In September 2011, Second Year Fine Art Students were asked to engage with the historic archive that is Hiddingh Campus as part of their Core Drawing Intervention Project. Initiated by Fritha Langerman, and taught by Julia Rosa Clark, the project encourages students to engage with the contemporary and historical spatial dynamics and significances of their immediate campus environment through investigation, observation, mapping, archival research and art making.
Works of art, in the form of performance or intervention (temporary installations or disruptions), are then devised in response to this research and presented in situ across campus. Students are also asked to consider forms of documentation -ways of recording and archiving– these temporary artworks through the use of moving image, photography, text, anecdote and other means. Hiddingh Campus is centrally located on Orange Street, at the foot of Table Mountain, in close proximity to the historic Mount Nelson Hotel, Labia Cinema, Government Avenue, SA Museum, Iziko National Gallery and the Company’s Gardens. It is home to the oldest extant structure of the University of Cape Town, The Egyptian Building, now housing sculpture workshops and studios. This striking Neo-Classical building was completed and officially opened in 1841 on land granted by Sir Benjamin D'urban. It is the first building to be built for the express purpose of higher education in South Africa. Professor A.N.E Changuion, whose textbooks were some of the first published in South Africa, began the first classes in this new school location with a mere sixteen students. The University of Cape Town was actually established twelve years earlier, founded in 1829, as the South African College, a high school for boys based in the Orphanage off Long Street.Images from the campus and library
The Orange Street location of the Egyptian building had been a Zoo, in the late eighteenth century, replete with lion’s dens and a small lake that supposedly housed a hippo! After the move from Long Street in 1841, the College, saw its small tertiary-education facility grow substantially –particularly after 1880, when the discovery of gold and diamonds in the north, and the resulting demand for skills in mining - gave it the financial boost it needed.
The College developed into a fully-fledged university during the period 1880 to 1900, thanks to increased funding from private sources and the government. Over that time a number of structures where built on this Orange Street quadrant of land including, amongst others, Hiddingh Hall (funded by the bequest of Dr W. Hiddingh in 1911), The Zoology and Botany Building (at present, named the Michaelis Building housing general Fine Art & Painting studios), The Physics Laboratory (currently part of the Drama Department), The Chemistry Laboratory (now functioning as The Little Theatre), the Commerce Building (still named such, but housing sculpture studios and rehearsal rooms) and the Anatomy & Pathology Building (now known as the Old Medical School Building, home to ARC and CCA). The Quad Building, whose function has changed many times since its construction (on the site of a former slave lodge), now houses amongst other things the Michaelis Galleries.

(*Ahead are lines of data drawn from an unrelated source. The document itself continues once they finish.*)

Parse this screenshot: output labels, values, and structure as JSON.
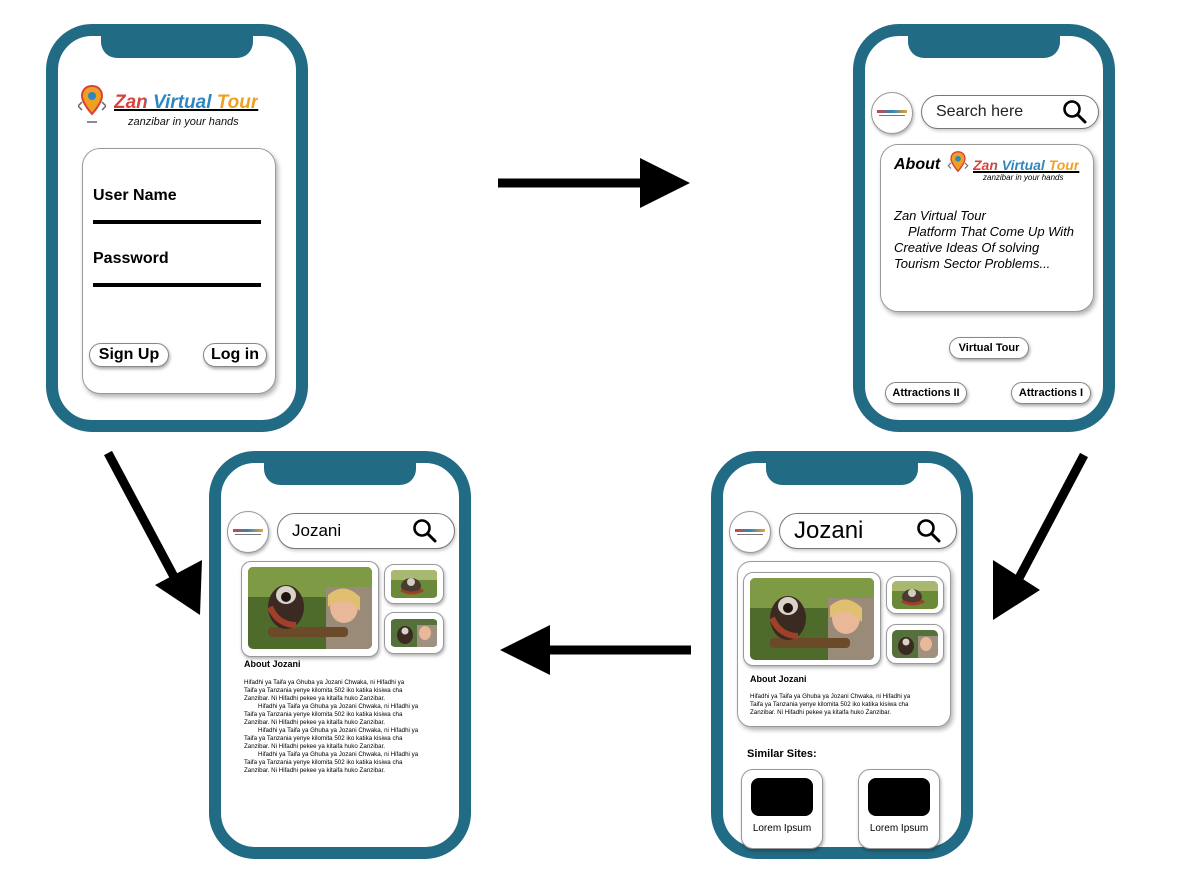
{
  "login": {
    "logo_title": "Zan Virtual Tour",
    "logo_tagline": "zanzibar in your hands",
    "username_label": "User Name",
    "password_label": "Password",
    "signup_label": "Sign Up",
    "login_label": "Log in"
  },
  "home": {
    "search_placeholder": "Search here",
    "about_word": "About",
    "logo_title": "Zan Virtual Tour",
    "logo_tagline": "zanzibar in your hands",
    "about_line1": "Zan Virtual Tour",
    "about_line2": "Platform That Come Up With",
    "about_line3": "Creative Ideas Of solving",
    "about_line4": "Tourism Sector Problems...",
    "virtual_tour_label": "Virtual Tour",
    "attractions2_label": "Attractions II",
    "attractions1_label": "Attractions I"
  },
  "site": {
    "search_value": "Jozani",
    "about_heading": "About Jozani",
    "desc_line1": "Hifadhi ya Taifa ya Ghuba ya Jozani Chwaka, ni Hifadhi ya",
    "desc_line2": "Taifa ya Tanzania yenye kilomita 502 iko katika kisiwa cha",
    "desc_line3": "Zanzibar. Ni Hifadhi pekee ya kitaifa huko Zanzibar.",
    "similar_heading": "Similar Sites:",
    "similar_items": [
      "Lorem Ipsum",
      "Lorem Ipsum"
    ]
  },
  "detail": {
    "search_value": "Jozani",
    "about_heading": "About Jozani",
    "paragraphs": [
      [
        "Hifadhi ya Taifa ya Ghuba ya Jozani Chwaka, ni Hifadhi ya",
        "Taifa ya Tanzania yenye kilomita 502 iko katika kisiwa cha",
        "Zanzibar. Ni Hifadhi pekee ya kitaifa huko Zanzibar."
      ],
      [
        "Hifadhi ya Taifa ya Ghuba ya Jozani Chwaka, ni Hifadhi ya",
        "Taifa ya Tanzania yenye kilomita 502 iko katika kisiwa cha",
        "Zanzibar. Ni Hifadhi pekee ya kitaifa huko Zanzibar."
      ],
      [
        "Hifadhi ya Taifa ya Ghuba ya Jozani Chwaka, ni Hifadhi ya",
        "Taifa ya Tanzania yenye kilomita 502 iko katika kisiwa cha",
        "Zanzibar. Ni Hifadhi pekee ya kitaifa huko Zanzibar."
      ],
      [
        "Hifadhi ya Taifa ya Ghuba ya Jozani Chwaka, ni Hifadhi ya",
        "Taifa ya Tanzania yenye kilomita 502 iko katika kisiwa cha",
        "Zanzibar. Ni Hifadhi pekee ya kitaifa huko Zanzibar."
      ]
    ]
  },
  "colors": {
    "phone_frame": "#226b85",
    "logo_red": "#d9413a",
    "logo_blue": "#2e86c1",
    "logo_orange": "#f0a020"
  }
}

Many of the buildings on this campus where designed in the office of famous architect, Herbert Baker, and their plans can be found in the Baker Collection, in Manuscripts & Archives.
The History of the SA College: 1829-1918 (2 volumes), by William Ritchie (Maskew Miller, Cape Town, 1918)
The History of the University of Cape Town 1928-1948: The Formative Years, by Howard Phillips.
In the shadow of Table Mountain. A history of the University of Cape Town Medical School. JH Louw. 1969. Struik, Cape Town.